    • F. Daftary, "Sectarian and National Movements in Iran, Khorasan, and Trasoxania during Umayyad and Early Abbasid Times", in History of Civilizations of Central Asia, Vol 4, pt. 1; eldonita de M.S. Asimov kaj C.E. Bosworth; UNESCO Publishing, Institute of Ismaili Studies: "... Not only did the inhabitants of Khurasan not succumb to the language of the nomadic invaders, but they imposed their own tongue on them. The region could even assimilate the Turkic Ghaznavids and Seljuks (eleventh and twelfth centuries), the Timurids (fourteenth–fifteenth centuries), and the Qajars (nineteenth–twentieth centuries) ..."
  2. "The Turko-Persian tradition features Persian culture patronized by Turkic rulers." Vidu Daniel Pipes: "The Event of Our Era: Former Soviet Muslim Republics Change the Middle East" en Michael Mandelbaum, "Central Asia and the World: Kazakhstan, Uzbekistan, Tajikistan, Kyrgyzstan, Turkemenistan and the World", Council on Foreign Relations, p. 79.
  3. Grousset, Rene, The Empire of the Steppes, (Rutgers University Press, 1991), 574.
  4. Bingham, Woodbridge, Hilary Conroy and Frank William Iklé, History of Asia, Vol.1, (Allyn kaj Bacon, 1964), 98.
    • An Introduction to the History of the Turkic Peoples (Peter B. Golden. Otto Harrasowitz, 1992). p. 386.
    • John Perry. "The Historical Role of Turkish in Relation to Persian of Iran". Iran & the Caucasus, Vol. 5, (2001), pp. 193–200.
    • Laŭ C.E. Bosworth:
    "The eastern Caucasus came under Saljuq control in the middle years of the 5th/11th century, and in ca. 468/1075-56 Sultan Alp Arslān sent his slave commander ʿEmād-al-dīn Savtigin as governor of Azerbaijan and Arrān, displacing the last Shaddadids. From this period begins the increasing Turkicization of Arrān, under the Saljuqs and then under the line of Eldigüzid or Ildeñizid Atabegs, who had to defend eastern Transcaucasia against the attacks of the resurgent Georgian kings. The influx of Oghuz and other Türkmens was accentuated by the Mongol invasions. Bardaʿa had never revived fully after the Rūs sacking, and is little mentioned in the sources." (C.E. Bsowrth, Arran in Encyclopedia Iranica)

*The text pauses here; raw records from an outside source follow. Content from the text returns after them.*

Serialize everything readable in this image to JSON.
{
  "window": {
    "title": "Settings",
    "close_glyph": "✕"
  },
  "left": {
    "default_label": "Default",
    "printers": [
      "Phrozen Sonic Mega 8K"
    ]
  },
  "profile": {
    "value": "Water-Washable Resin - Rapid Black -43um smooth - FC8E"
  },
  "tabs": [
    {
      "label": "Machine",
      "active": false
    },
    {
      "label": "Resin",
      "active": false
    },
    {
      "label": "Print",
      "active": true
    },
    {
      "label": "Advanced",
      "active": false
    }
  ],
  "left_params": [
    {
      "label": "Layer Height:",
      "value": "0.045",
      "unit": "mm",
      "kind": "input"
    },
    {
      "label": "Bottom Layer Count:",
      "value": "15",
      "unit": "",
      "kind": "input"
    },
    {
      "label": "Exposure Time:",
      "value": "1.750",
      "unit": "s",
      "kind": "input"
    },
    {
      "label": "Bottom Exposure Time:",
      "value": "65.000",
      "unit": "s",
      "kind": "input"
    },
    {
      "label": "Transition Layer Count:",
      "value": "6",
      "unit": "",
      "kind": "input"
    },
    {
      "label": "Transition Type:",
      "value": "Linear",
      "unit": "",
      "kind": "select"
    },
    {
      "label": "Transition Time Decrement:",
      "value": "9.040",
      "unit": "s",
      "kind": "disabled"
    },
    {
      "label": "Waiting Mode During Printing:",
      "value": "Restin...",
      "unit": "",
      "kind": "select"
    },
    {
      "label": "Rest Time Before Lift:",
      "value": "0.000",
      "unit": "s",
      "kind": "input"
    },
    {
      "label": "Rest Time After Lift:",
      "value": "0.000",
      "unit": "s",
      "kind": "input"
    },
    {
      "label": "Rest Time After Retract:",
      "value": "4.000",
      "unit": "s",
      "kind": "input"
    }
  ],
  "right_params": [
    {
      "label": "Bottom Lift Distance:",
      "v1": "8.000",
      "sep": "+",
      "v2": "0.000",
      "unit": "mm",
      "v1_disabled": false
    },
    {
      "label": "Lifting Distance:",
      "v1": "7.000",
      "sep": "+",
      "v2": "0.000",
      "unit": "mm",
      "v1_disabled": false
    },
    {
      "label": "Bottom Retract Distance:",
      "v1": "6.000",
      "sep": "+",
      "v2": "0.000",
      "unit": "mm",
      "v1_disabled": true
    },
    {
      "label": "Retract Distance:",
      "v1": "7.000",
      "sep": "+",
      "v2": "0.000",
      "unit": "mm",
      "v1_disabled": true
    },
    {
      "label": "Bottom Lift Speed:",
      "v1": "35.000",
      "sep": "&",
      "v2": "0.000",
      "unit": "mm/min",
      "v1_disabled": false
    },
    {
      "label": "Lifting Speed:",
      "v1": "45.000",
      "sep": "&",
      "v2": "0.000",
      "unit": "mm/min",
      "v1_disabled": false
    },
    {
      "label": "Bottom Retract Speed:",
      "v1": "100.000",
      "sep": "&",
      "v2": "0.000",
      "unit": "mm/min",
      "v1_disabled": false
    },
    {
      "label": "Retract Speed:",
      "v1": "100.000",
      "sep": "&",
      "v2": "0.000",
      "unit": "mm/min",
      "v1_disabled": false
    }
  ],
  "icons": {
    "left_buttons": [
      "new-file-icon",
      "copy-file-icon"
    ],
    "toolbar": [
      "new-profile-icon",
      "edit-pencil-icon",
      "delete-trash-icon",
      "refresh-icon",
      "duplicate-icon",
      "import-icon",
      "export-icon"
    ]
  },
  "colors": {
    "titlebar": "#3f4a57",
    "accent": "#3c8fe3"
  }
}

    • Laŭ Fridrik Thordarson:
    "Iranian influence on Caucasian languages. There is general agreement that Iranian languages predominated in Azerbaijan from the 1st millennium b.c. until the advent of the Turks in a.d. the 11th century (see Menges, pp. 41–42; Camb. Hist. Iran IV, pp. 226–28, and VI, pp. 950–52). The process of Turkicization was essentially complete by the beginning of the 16th century, and today Iranian languages are spoken in only a few scattered settlements in the area."

Bibliografio[redakti | redakti fonton]

  • Previté-Orton, C. W. (1971). The Shorter Cambridge Medieval History. Cambridge: Cambridge University Press.
  • Tetley, G. E. (2008). The Ghaznavid and Seljuk Turks: Poetry as a Source for Iranian History. Abingdon. ISBN 9780415431194.
  • Stokes, Jamie, eld. (2008). Encyclopedia of the Peoples of Africa and the Middle East. New York: Facts On File. ISBN 9780816071586.